In the paper on Rule Following here, Wright suggests that good reasoning proceeds in obedience to with concrete rules, rules which we can in principle give at least a rule-circular justification for. I claim that Wright's view is only tenable, IF humanlike reasoners count as `obeying' infinitely many rules in this sense.
For, suppose a good reasoner only obeys finitely many such inference rules. And suppose, as Wright wants to claim that reasoner can come (by reasoning) to provide a rule circular justification for each such rule, (i.e. show that applying this rule cannot lead from truth to falsehood). But then our reasoner can combine all these finitely many justifications, to arrive at the conclusion that anything arrived at by applying some combination of these rules must be true.
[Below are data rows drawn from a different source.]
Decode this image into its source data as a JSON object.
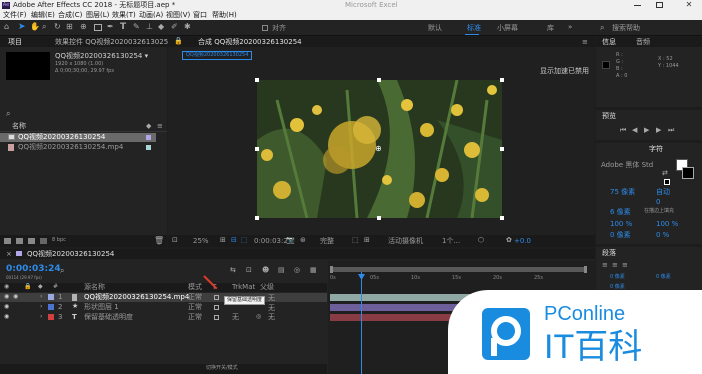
{
  "window": {
    "title": "Adobe After Effects CC 2018 - 无标题项目.aep *",
    "tab_hint": "Microsoft Excel"
  },
  "menu": [
    "文件(F)",
    "编辑(E)",
    "合成(C)",
    "图层(L)",
    "效果(T)",
    "动画(A)",
    "视图(V)",
    "窗口",
    "帮助(H)"
  ],
  "toolbar": {
    "align_label": "对齐",
    "workspaces": [
      "默认",
      "标准",
      "小屏幕",
      "库"
    ],
    "search_placeholder": "搜索帮助"
  },
  "project": {
    "tab": "项目",
    "effects_tab": "效果控件 QQ视频20200326130254",
    "item_name": "QQ视频20200326130254 ▾",
    "item_info1": "1920 x 1080 (1.00)",
    "item_info2": "Δ 0;00;30;00, 29.97 fps",
    "col_name": "名称",
    "rows": [
      "QQ视频20200326130254",
      "QQ视频20200326130254.mp4"
    ],
    "bpc": "8 bpc"
  },
  "composition": {
    "tab": "合成 QQ视频20200326130254",
    "breadcrumb": "QQ视频20200326130254",
    "gpu_note": "显示加速已禁用",
    "zoom": "25%",
    "timecode": "0:00:03:24",
    "quality": "完整",
    "camera": "活动摄像机",
    "views": "1个...",
    "exposure": "+0.0"
  },
  "info": {
    "tab": "信息",
    "audio_tab": "音频",
    "r": "R :",
    "g": "G :",
    "b": "B :",
    "a": "A : 0",
    "x": "X : 52",
    "y": "Y : 1044"
  },
  "preview": {
    "tab": "预览"
  },
  "character": {
    "tab": "字符",
    "font": "Adobe 黑体 Std",
    "size": "75 像素",
    "leading": "自动",
    "tracking": "0",
    "stroke": "6 像素",
    "fill": "在描边上填充",
    "scale_v": "100 %",
    "scale_h": "100 %",
    "baseline": "0 像素",
    "tsume": "0 %"
  },
  "paragraph": {
    "tab": "段落",
    "vals": [
      "0 像素",
      "0 像素",
      "0 像素",
      "0 像素",
      "0 像素"
    ]
  },
  "timeline": {
    "tab": "QQ视频20200326130254",
    "timecode": "0:00:03:24",
    "timecode_sub": "00114 (29.97 fps)",
    "columns": {
      "mode": "模式",
      "t": "T",
      "trkmat": "TrkMat",
      "parent": "父级",
      "name": "源名称"
    },
    "layers": [
      {
        "num": "1",
        "name": "QQ视频20200326130254.mp4",
        "mode": "正常",
        "parent": "无",
        "color": "#9aa8e0"
      },
      {
        "num": "2",
        "name": "形状图层 1",
        "mode": "正常",
        "parent": "无",
        "color": "#4a74d0"
      },
      {
        "num": "3",
        "name": "保留基础透明度",
        "mode": "正常",
        "parent": "无",
        "color": "#d04040"
      }
    ],
    "tooltip": "保留基础透明度",
    "toggle_label": "切换开关/模式",
    "ruler": [
      "0s",
      "05s",
      "10s",
      "15s",
      "20s",
      "25s"
    ]
  },
  "watermark": {
    "brand": "PConline",
    "name": "IT百科"
  }
}
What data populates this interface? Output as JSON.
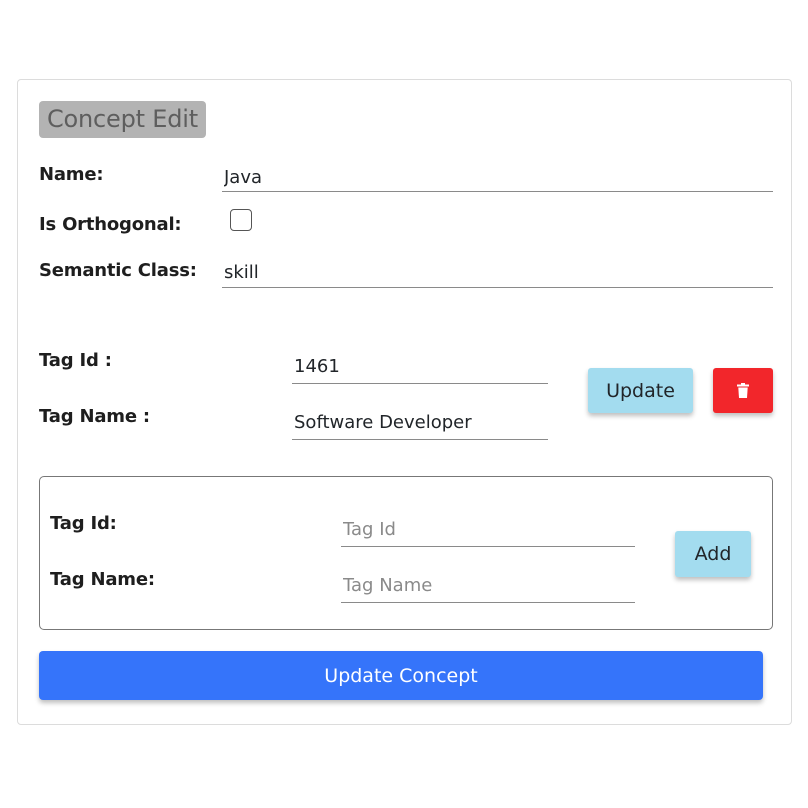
{
  "title": "Concept Edit",
  "form": {
    "name_label": "Name:",
    "name_value": "Java",
    "orthogonal_label": "Is Orthogonal:",
    "orthogonal_checked": false,
    "semantic_label": "Semantic Class:",
    "semantic_value": "skill"
  },
  "tag": {
    "id_label": "Tag Id :",
    "id_value": "1461",
    "name_label": "Tag Name :",
    "name_value": "Software Developer",
    "update_button": "Update",
    "delete_icon": "trash-icon",
    "delete_color": "#f2262b"
  },
  "new_tag": {
    "id_label": "Tag Id:",
    "id_placeholder": "Tag Id",
    "name_label": "Tag Name:",
    "name_placeholder": "Tag Name",
    "add_button": "Add"
  },
  "update_concept_button": "Update Concept",
  "colors": {
    "primary": "#3574fa",
    "info": "#a3dcef",
    "danger": "#f2262b",
    "badge_bg": "#b3b3b3"
  }
}
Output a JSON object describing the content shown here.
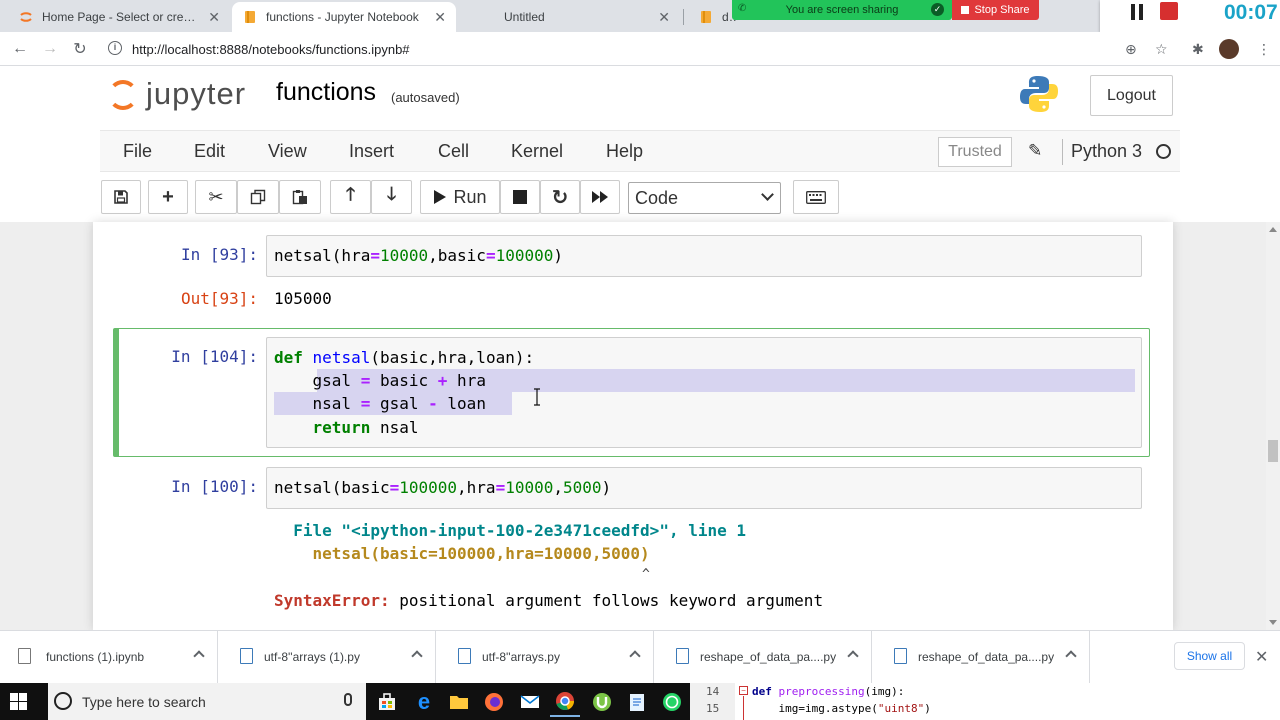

Hence, he can derive that the combination of these rules doesn't allow one to prove "0=1".
But remember that the rules are supposed to be concretely described. So, our reasoner can syntactically characterize the system which combines all these rules (the one which, unbenounced to him capthers all his good reasoning), and state Con(some formal system which allows exactly the inferences allowed by these rules). But he knows the combination of rules is consistent, so he can derive the con sentence for this set of rules. But, by incompleteness II (on the assumption that good reasoner's reasoning extends Robinson's Q, so that the theorem applies) this is impossible.
Hence, if Wright's theory about obedience to rules is correct, any good reasoner who accepts principles of reasoning that include Q (like us) must be obeying infinitely many rules.
[This may be problematic if one wants the notion of obedience to a rule to have some kind of psychological reality]
[Note that this doesn't mean the good reasoner's behavior won't be describable in some more efficient way by some finite collection of rules, just that the reasoner doesn't have access to these rules, in Wright's sense of being able to prove that they are truth preserving]